# EXERCISE INPUT
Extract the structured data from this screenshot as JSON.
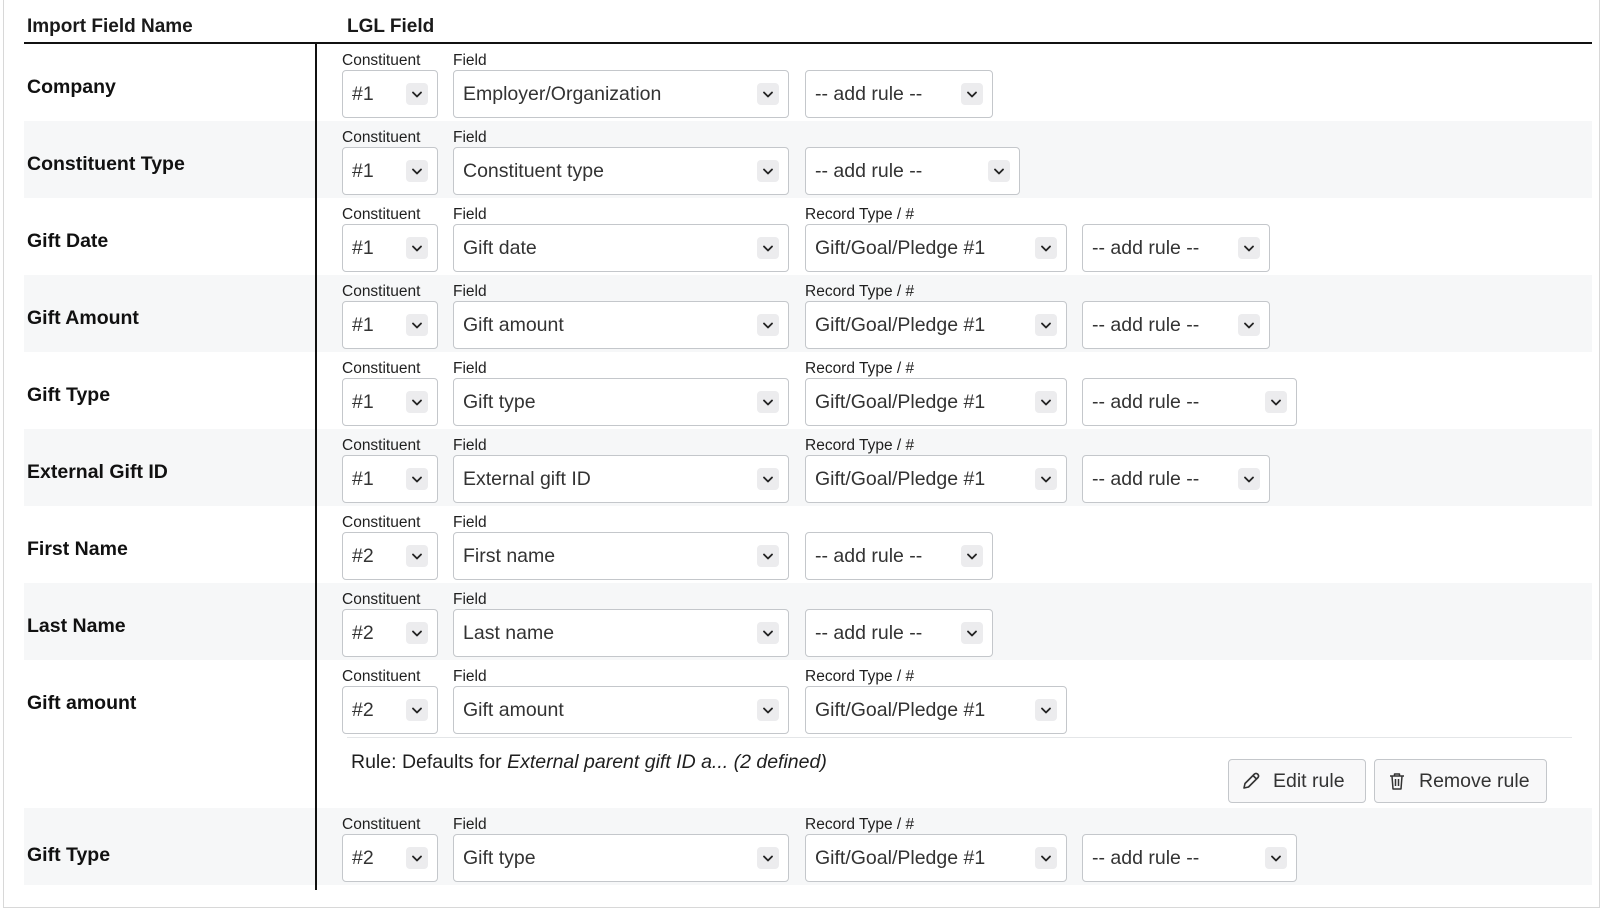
{
  "headers": {
    "import_field_name": "Import Field Name",
    "lgl_field": "LGL Field"
  },
  "labels": {
    "constituent": "Constituent",
    "field": "Field",
    "record_type": "Record Type / #"
  },
  "rows": [
    {
      "name": "Company",
      "constituent": "#1",
      "field": "Employer/Organization",
      "record": null,
      "rule": "-- add rule --"
    },
    {
      "name": "Constituent Type",
      "constituent": "#1",
      "field": "Constituent type",
      "record": null,
      "rule": "-- add rule --"
    },
    {
      "name": "Gift Date",
      "constituent": "#1",
      "field": "Gift date",
      "record": "Gift/Goal/Pledge #1",
      "rule": "-- add rule --"
    },
    {
      "name": "Gift Amount",
      "constituent": "#1",
      "field": "Gift amount",
      "record": "Gift/Goal/Pledge #1",
      "rule": "-- add rule --"
    },
    {
      "name": "Gift Type",
      "constituent": "#1",
      "field": "Gift type",
      "record": "Gift/Goal/Pledge #1",
      "rule": "-- add rule --"
    },
    {
      "name": "External Gift ID",
      "constituent": "#1",
      "field": "External gift ID",
      "record": "Gift/Goal/Pledge #1",
      "rule": "-- add rule --"
    },
    {
      "name": "First Name",
      "constituent": "#2",
      "field": "First name",
      "record": null,
      "rule": "-- add rule --"
    },
    {
      "name": "Last Name",
      "constituent": "#2",
      "field": "Last name",
      "record": null,
      "rule": "-- add rule --"
    },
    {
      "name": "Gift amount",
      "constituent": "#2",
      "field": "Gift amount",
      "record": "Gift/Goal/Pledge #1",
      "rule": null
    },
    {
      "name": "Gift Type",
      "constituent": "#2",
      "field": "Gift type",
      "record": "Gift/Goal/Pledge #1",
      "rule": "-- add rule --"
    }
  ],
  "rule_detail": {
    "prefix": "Rule: Defaults for",
    "name": "External parent gift ID a...",
    "suffix": "(2 defined)",
    "edit_label": "Edit rule",
    "remove_label": "Remove rule",
    "edit_icon": "pencil-icon",
    "remove_icon": "trash-icon"
  },
  "colors": {
    "shaded_row": "#f6f7f8",
    "border": "#c4c7cb",
    "divider": "#111111"
  }
}
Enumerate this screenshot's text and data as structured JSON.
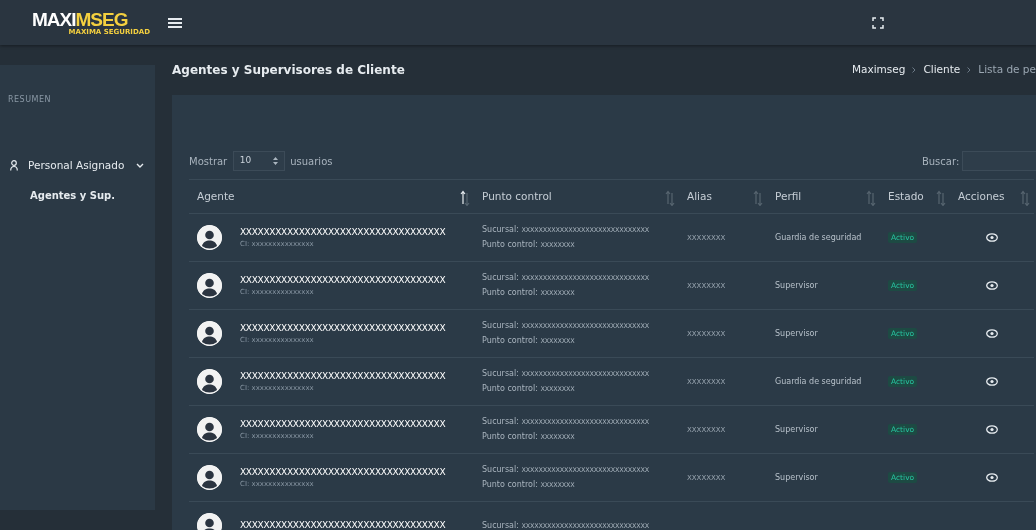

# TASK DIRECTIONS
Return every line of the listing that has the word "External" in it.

# SOLUTION TO THIS EXERCISE
      "name": "External Gift ID",
      "field": "External gift ID",
    "name": "External parent gift ID a...",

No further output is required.